times the medianabsolutedeviation (MAD). The MAD is based on the deviation from M
, which will default to the median of X
if M
is nothing
.
This transform iterator is used for the internal calculations in BiweightStats.jl
, which is why it has a somewhat complicated iterator implementation.
Examples
julia> X = randn(rng, 100);
julia> X[10] = 1e4 # add clear outlier
10000.0
julia> X[13] = NaN # add NaN
NaN
julia> X[25] = Inf # add Inf
Inf
julia> bt = BiweightTransform(X);
Lets confirm all the entries are finite.

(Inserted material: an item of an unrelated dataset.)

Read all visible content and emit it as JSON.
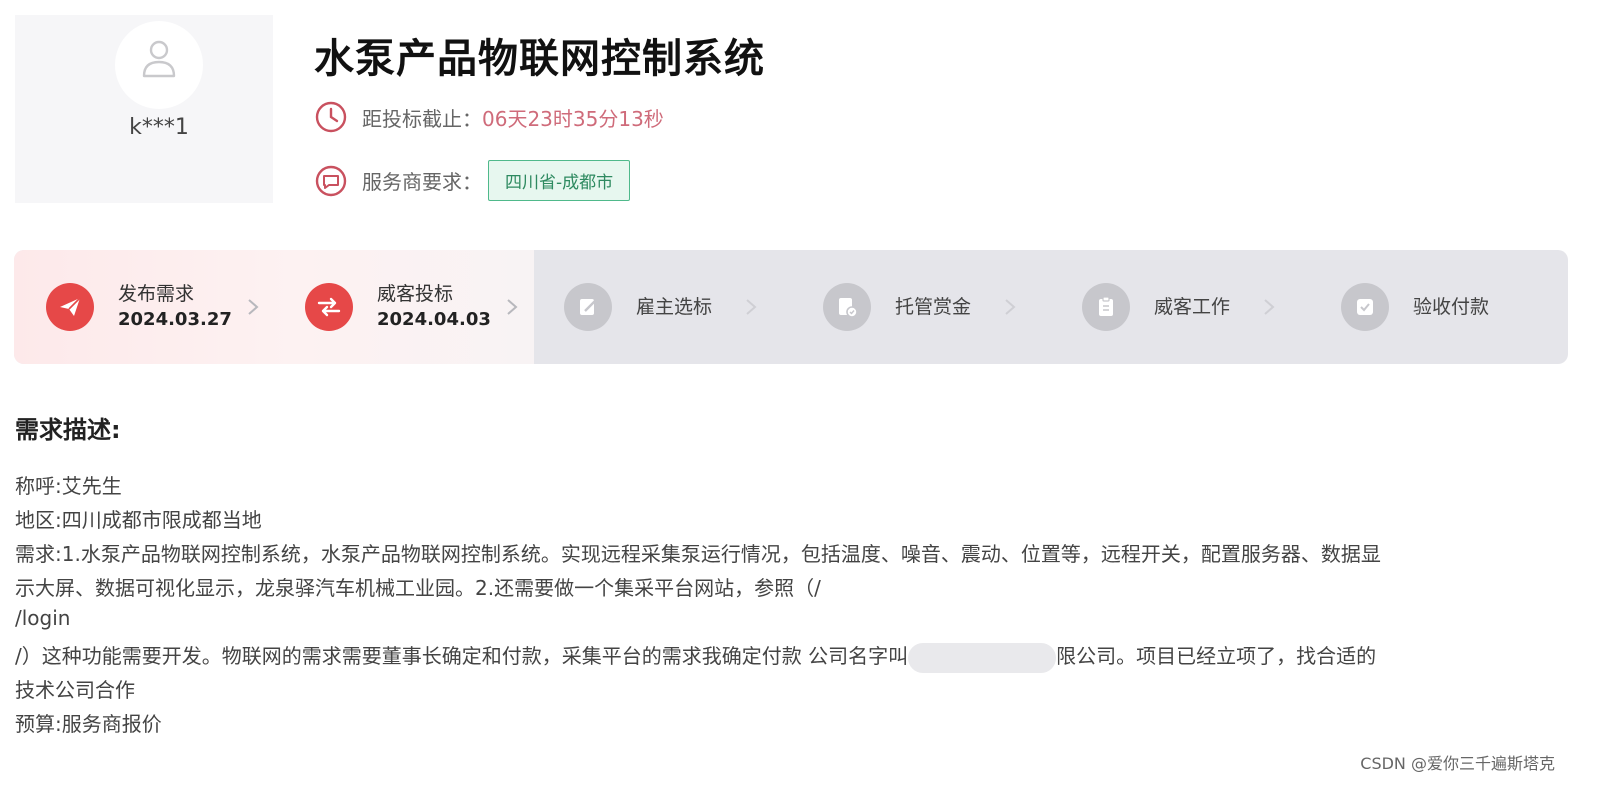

The iteration interface is divided into
(d, u2, flag), state = iterate(bt, [state])
where d
is the data value minus M
, u2
is (d / (c * MAD))^2
, and flag
is whether the value is within the transformed dataset.
julia> all(d > isfinite(d[1]), bt)
true
and let's see how iteration differs between a normal sample and an outlier sample, which we manually inserted at index 10

julia> (d, u2, flag), _ = iterate(bt, 9)
((0.17093842061187192, 0.0009098761083851183, true), 10)
julia> (d, u2, flag), _ = iterate(bt, 10)
((0.0, 0.0, false), 11)
References